Data about app and page elements:
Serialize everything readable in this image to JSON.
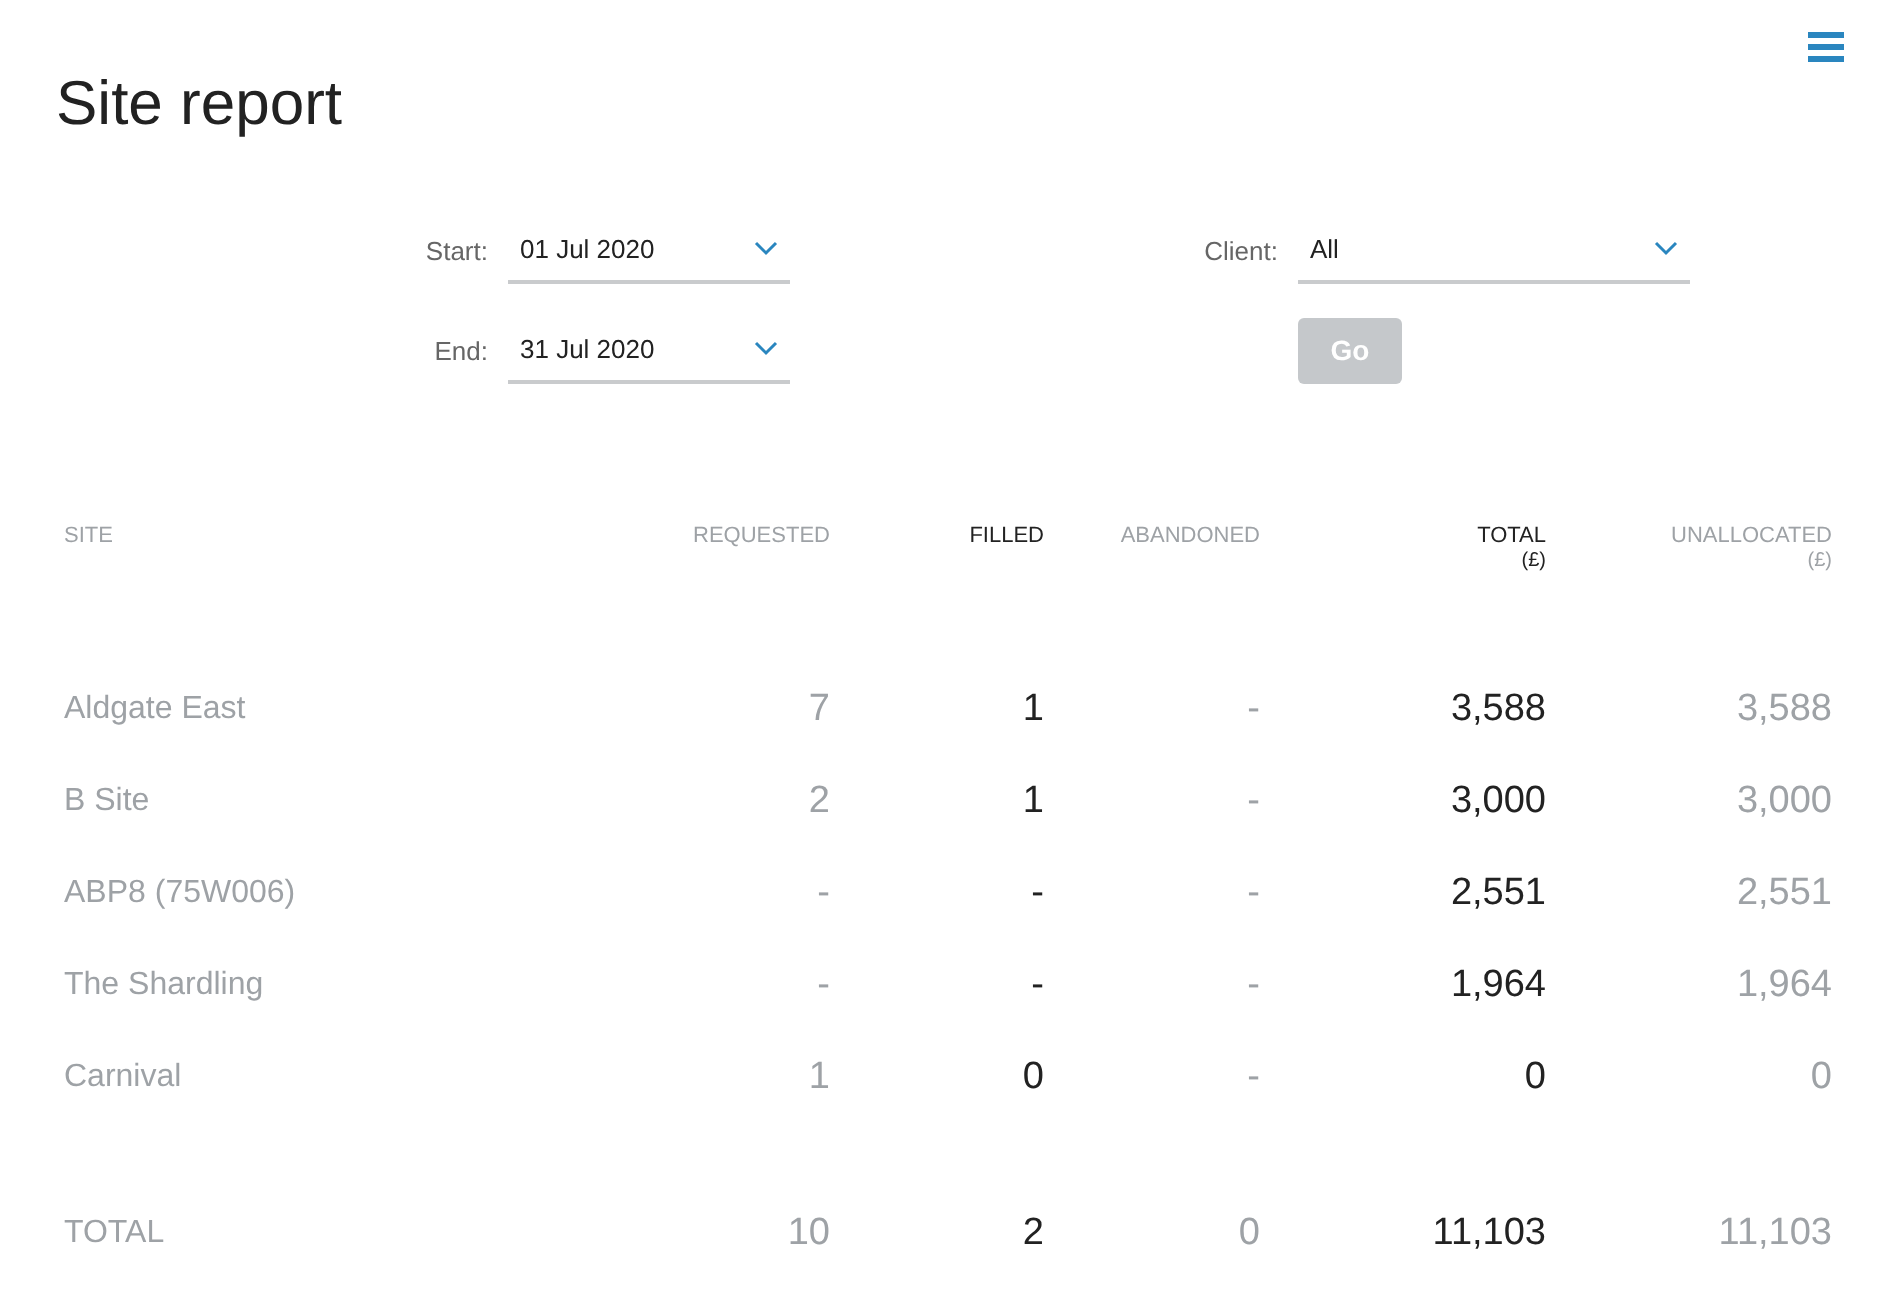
{
  "title": "Site report",
  "filters": [
    {
      "label": "Start:",
      "value": "01 Jul 2020"
    },
    {
      "label": "Client:",
      "value": "All"
    },
    {
      "label": "End:",
      "value": "31 Jul 2020"
    }
  ],
  "go_button": {
    "label": "Go",
    "disabled": true
  },
  "table": {
    "columns": [
      {
        "label": "SITE",
        "kind": "muted"
      },
      {
        "label": "REQUESTED",
        "kind": "muted"
      },
      {
        "label": "FILLED",
        "kind": "strong"
      },
      {
        "label": "ABANDONED",
        "kind": "muted"
      },
      {
        "label": "TOTAL",
        "unit": "(£)",
        "kind": "strong"
      },
      {
        "label": "UNALLOCATED",
        "unit": "(£)",
        "kind": "muted"
      }
    ],
    "rows": [
      [
        "Aldgate East",
        "7",
        "1",
        "-",
        "3,588",
        "3,588"
      ],
      [
        "B Site",
        "2",
        "1",
        "-",
        "3,000",
        "3,000"
      ],
      [
        "ABP8 (75W006)",
        "-",
        "-",
        "-",
        "2,551",
        "2,551"
      ],
      [
        "The Shardling",
        "-",
        "-",
        "-",
        "1,964",
        "1,964"
      ],
      [
        "Carnival",
        "1",
        "0",
        "-",
        "0",
        "0"
      ]
    ],
    "total_row": [
      "TOTAL",
      "10",
      "2",
      "0",
      "11,103",
      "11,103"
    ]
  }
}
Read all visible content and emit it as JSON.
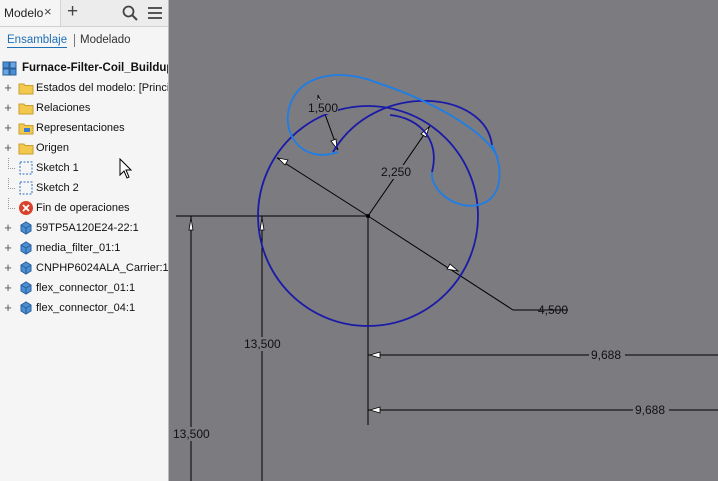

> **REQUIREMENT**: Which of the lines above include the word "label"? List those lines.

> **ANSWER SECTION**:
      "label": "Start:",
      "label": "Client:",
      "label": "End:",
    "label": "Go",
        "label": "SITE",
        "label": "REQUESTED",
        "label": "FILLED",
        "label": "ABANDONED",
        "label": "TOTAL",
        "label": "UNALLOCATED",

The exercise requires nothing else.